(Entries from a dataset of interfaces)
== Segment start ==
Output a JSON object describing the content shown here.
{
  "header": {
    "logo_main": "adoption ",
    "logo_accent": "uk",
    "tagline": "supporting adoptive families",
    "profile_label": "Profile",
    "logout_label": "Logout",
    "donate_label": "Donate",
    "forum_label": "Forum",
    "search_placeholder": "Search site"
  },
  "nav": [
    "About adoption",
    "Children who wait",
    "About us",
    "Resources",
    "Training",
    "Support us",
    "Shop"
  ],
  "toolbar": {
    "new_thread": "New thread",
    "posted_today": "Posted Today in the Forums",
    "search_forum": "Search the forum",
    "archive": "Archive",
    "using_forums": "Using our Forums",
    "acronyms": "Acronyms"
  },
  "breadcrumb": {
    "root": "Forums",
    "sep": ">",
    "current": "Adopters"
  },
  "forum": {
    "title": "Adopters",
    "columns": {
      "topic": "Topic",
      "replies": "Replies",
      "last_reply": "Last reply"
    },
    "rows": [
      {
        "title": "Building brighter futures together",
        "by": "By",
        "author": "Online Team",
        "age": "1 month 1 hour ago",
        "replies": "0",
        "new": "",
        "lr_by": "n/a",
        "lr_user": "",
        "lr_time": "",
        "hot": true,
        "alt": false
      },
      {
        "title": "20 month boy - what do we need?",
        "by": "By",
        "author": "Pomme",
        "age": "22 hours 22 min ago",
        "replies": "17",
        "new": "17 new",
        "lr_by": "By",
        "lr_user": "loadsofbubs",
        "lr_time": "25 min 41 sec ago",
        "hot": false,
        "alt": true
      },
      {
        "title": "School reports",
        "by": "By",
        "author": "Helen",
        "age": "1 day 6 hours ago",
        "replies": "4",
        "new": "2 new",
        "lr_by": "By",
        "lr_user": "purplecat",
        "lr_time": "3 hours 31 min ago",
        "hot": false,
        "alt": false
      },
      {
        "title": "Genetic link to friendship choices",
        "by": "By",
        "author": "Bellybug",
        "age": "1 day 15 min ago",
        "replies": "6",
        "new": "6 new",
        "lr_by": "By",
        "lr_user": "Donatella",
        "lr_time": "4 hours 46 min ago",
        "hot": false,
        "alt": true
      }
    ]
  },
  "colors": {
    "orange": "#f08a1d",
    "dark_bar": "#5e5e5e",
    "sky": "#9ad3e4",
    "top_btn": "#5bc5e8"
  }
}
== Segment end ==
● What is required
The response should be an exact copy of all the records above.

● Solution
Output a JSON object describing the content shown here.
{
  "header": {
    "logo_main": "adoption ",
    "logo_accent": "uk",
    "tagline": "supporting adoptive families",
    "profile_label": "Profile",
    "logout_label": "Logout",
    "donate_label": "Donate",
    "forum_label": "Forum",
    "search_placeholder": "Search site"
  },
  "nav": [
    "About adoption",
    "Children who wait",
    "About us",
    "Resources",
    "Training",
    "Support us",
    "Shop"
  ],
  "toolbar": {
    "new_thread": "New thread",
    "posted_today": "Posted Today in the Forums",
    "search_forum": "Search the forum",
    "archive": "Archive",
    "using_forums": "Using our Forums",
    "acronyms": "Acronyms"
  },
  "breadcrumb": {
    "root": "Forums",
    "sep": ">",
    "current": "Adopters"
  },
  "forum": {
    "title": "Adopters",
    "columns": {
      "topic": "Topic",
      "replies": "Replies",
      "last_reply": "Last reply"
    },
    "rows": [
      {
        "title": "Building brighter futures together",
        "by": "By",
        "author": "Online Team",
        "age": "1 month 1 hour ago",
        "replies": "0",
        "new": "",
        "lr_by": "n/a",
        "lr_user": "",
        "lr_time": "",
        "hot": true,
        "alt": false
      },
      {
        "title": "20 month boy - what do we need?",
        "by": "By",
        "author": "Pomme",
        "age": "22 hours 22 min ago",
        "replies": "17",
        "new": "17 new",
        "lr_by": "By",
        "lr_user": "loadsofbubs",
        "lr_time": "25 min 41 sec ago",
        "hot": false,
        "alt": true
      },
      {
        "title": "School reports",
        "by": "By",
        "author": "Helen",
        "age": "1 day 6 hours ago",
        "replies": "4",
        "new": "2 new",
        "lr_by": "By",
        "lr_user": "purplecat",
        "lr_time": "3 hours 31 min ago",
        "hot": false,
        "alt": false
      },
      {
        "title": "Genetic link to friendship choices",
        "by": "By",
        "author": "Bellybug",
        "age": "1 day 15 min ago",
        "replies": "6",
        "new": "6 new",
        "lr_by": "By",
        "lr_user": "Donatella",
        "lr_time": "4 hours 46 min ago",
        "hot": false,
        "alt": true
      }
    ]
  },
  "colors": {
    "orange": "#f08a1d",
    "dark_bar": "#5e5e5e",
    "sky": "#9ad3e4",
    "top_btn": "#5bc5e8"
  }
}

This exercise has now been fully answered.